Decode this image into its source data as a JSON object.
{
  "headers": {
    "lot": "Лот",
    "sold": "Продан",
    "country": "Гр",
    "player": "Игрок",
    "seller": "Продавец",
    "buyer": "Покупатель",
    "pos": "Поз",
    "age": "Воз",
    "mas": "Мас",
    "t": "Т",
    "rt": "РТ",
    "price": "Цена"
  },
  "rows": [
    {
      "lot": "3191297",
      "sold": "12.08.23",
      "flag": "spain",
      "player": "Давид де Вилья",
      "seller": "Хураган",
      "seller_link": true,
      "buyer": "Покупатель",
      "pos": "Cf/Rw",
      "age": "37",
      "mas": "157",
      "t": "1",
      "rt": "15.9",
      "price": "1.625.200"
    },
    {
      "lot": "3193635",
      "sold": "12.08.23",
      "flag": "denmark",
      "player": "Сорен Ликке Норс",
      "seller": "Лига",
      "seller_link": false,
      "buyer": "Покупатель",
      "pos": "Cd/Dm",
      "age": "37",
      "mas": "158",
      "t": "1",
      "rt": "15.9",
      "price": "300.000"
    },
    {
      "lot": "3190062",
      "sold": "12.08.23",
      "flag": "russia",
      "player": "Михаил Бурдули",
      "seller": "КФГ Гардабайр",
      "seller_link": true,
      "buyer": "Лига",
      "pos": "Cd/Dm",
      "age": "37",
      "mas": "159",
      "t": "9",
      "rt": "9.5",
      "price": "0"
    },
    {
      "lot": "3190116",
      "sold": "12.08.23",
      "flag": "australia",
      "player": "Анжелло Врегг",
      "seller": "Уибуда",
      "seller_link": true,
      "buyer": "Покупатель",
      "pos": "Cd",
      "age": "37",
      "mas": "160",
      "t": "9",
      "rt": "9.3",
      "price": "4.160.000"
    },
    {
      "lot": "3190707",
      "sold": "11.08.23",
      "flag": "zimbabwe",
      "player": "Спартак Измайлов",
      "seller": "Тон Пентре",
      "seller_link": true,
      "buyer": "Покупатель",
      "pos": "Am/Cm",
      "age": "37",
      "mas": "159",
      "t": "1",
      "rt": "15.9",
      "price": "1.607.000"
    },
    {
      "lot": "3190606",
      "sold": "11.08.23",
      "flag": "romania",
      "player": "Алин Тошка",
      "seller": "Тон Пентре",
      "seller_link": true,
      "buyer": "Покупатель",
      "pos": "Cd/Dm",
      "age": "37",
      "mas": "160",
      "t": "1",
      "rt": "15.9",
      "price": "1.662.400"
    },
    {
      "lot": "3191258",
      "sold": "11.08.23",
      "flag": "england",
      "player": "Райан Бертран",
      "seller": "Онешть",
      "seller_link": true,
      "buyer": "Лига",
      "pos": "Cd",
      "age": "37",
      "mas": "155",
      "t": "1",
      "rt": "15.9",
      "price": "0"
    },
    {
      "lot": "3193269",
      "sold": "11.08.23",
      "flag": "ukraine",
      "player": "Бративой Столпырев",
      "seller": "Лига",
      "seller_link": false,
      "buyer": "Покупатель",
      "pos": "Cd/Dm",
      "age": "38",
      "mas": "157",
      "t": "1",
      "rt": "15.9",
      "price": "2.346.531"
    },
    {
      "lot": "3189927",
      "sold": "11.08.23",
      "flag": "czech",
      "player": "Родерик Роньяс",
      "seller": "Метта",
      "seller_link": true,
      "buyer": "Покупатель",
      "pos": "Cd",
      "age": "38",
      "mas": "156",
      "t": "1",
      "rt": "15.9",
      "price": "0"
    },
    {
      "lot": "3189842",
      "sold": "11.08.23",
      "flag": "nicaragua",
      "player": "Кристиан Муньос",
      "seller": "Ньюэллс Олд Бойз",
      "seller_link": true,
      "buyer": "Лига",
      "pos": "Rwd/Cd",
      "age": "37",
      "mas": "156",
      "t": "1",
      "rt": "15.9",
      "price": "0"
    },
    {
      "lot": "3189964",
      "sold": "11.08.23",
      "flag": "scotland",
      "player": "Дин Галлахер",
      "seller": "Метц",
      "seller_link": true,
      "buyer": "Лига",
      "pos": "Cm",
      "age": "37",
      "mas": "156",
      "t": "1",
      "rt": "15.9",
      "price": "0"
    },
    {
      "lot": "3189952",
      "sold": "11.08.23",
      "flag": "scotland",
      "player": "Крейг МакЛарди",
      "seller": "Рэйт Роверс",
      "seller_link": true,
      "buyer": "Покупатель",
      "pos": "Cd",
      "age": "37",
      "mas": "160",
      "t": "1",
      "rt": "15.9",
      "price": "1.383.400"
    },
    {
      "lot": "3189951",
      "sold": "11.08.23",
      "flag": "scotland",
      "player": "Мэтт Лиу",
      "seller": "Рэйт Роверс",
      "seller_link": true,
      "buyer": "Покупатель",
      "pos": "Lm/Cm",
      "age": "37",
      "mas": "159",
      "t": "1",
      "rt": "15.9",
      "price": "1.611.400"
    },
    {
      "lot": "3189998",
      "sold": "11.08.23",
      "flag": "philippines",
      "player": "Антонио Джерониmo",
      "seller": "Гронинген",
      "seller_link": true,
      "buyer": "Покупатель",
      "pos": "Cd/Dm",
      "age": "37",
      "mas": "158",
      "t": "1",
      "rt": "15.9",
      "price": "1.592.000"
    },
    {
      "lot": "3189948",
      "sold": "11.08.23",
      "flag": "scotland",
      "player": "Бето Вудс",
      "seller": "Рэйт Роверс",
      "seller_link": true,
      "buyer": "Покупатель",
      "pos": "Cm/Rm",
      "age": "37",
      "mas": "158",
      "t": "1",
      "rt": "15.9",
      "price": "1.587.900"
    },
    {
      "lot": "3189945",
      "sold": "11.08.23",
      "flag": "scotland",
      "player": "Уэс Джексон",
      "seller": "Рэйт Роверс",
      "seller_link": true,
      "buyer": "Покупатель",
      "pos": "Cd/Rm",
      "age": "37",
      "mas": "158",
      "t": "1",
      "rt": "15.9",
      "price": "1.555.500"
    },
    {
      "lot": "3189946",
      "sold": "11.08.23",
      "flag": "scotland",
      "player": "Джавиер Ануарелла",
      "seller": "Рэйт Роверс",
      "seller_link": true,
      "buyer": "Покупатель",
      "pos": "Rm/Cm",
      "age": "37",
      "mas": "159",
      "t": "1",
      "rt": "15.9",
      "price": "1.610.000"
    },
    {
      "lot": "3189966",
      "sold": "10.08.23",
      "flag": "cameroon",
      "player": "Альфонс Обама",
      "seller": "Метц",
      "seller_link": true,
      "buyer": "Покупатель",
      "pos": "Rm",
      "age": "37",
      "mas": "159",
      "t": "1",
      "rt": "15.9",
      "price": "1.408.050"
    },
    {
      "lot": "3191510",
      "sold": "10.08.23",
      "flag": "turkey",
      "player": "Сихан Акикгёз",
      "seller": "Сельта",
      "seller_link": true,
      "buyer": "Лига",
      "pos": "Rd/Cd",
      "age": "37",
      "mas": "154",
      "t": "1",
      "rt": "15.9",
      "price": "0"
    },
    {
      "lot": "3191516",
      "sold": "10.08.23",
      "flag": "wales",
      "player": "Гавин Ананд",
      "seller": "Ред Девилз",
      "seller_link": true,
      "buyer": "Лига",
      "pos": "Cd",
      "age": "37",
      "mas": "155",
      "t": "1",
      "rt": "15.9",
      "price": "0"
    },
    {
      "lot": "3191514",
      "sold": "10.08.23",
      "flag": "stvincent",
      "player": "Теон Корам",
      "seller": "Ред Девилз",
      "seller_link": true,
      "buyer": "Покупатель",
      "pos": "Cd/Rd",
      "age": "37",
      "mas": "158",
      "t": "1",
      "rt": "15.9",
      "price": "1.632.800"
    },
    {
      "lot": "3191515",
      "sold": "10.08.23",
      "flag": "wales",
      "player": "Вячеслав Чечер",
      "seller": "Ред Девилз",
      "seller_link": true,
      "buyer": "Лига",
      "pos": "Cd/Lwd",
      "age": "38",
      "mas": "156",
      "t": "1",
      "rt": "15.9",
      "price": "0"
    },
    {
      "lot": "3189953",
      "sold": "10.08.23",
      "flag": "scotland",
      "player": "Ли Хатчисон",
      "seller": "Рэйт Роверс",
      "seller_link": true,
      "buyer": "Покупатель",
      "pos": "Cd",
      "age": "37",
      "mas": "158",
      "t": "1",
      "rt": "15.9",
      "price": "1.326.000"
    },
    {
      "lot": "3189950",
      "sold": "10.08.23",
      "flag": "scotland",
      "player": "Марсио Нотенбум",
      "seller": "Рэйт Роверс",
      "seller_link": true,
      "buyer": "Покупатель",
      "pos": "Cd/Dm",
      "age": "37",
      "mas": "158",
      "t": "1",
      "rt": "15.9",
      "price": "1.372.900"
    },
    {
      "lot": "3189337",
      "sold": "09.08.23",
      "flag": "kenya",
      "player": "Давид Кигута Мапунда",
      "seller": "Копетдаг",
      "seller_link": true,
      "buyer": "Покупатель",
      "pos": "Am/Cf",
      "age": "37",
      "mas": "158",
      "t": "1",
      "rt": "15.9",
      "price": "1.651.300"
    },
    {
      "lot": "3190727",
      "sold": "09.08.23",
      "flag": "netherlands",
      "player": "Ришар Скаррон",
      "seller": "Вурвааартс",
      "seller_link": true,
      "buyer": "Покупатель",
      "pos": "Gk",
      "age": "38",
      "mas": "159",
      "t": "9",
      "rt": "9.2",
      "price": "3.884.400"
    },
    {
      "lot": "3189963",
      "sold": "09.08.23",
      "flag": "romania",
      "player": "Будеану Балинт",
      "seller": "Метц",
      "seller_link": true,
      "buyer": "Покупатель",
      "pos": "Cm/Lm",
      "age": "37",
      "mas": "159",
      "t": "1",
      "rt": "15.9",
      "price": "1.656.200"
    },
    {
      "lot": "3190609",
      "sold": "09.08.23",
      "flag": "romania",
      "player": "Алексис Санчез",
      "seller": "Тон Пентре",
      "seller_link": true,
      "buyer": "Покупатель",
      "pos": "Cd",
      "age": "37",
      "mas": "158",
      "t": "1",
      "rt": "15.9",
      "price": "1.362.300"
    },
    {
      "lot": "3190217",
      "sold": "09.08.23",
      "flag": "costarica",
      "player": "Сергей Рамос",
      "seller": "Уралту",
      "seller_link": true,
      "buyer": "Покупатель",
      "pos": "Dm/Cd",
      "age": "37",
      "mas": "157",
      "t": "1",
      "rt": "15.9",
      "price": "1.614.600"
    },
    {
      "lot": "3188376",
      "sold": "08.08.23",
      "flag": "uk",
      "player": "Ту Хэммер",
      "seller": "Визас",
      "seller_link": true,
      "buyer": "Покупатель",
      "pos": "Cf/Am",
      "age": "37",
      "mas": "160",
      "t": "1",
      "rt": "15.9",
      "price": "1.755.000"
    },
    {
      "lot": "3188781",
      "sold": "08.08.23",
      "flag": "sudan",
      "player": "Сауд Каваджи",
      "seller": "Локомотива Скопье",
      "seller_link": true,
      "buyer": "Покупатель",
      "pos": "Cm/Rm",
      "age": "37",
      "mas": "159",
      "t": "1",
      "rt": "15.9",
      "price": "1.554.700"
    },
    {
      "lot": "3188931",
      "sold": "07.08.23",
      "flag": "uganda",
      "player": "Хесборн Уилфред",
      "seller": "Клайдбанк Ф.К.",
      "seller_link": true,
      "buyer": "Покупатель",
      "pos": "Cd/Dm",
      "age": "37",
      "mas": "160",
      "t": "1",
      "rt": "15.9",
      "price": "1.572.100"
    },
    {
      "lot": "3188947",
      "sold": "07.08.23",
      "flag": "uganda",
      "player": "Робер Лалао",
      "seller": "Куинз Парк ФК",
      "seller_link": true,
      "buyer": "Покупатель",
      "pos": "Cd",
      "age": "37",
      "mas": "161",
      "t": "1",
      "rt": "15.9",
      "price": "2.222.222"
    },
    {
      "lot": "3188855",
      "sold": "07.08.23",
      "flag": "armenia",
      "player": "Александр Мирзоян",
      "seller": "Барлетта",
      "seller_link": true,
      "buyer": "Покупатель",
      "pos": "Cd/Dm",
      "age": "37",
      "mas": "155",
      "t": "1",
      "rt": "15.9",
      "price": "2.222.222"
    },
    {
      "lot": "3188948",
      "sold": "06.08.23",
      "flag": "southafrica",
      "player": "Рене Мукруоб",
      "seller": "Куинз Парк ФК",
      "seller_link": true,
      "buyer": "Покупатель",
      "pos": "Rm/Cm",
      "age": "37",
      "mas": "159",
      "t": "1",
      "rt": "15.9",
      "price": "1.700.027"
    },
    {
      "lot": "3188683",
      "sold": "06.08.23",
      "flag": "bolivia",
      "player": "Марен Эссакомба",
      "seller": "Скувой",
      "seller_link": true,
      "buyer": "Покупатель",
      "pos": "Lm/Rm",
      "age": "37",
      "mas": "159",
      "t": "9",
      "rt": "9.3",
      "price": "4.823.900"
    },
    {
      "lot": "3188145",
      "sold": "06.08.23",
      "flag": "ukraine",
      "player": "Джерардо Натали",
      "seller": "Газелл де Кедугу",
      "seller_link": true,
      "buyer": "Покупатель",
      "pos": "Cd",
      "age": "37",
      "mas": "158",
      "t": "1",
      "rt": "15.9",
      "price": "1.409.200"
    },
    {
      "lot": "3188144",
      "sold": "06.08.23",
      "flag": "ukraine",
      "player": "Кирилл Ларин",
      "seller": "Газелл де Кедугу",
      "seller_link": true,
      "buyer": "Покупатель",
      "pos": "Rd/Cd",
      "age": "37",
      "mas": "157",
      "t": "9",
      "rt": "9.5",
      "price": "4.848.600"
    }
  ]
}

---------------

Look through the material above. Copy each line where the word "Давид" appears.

◆ **Solution**
      "player": "Давид де Вилья",
      "player": "Давид Кигута Мапунда",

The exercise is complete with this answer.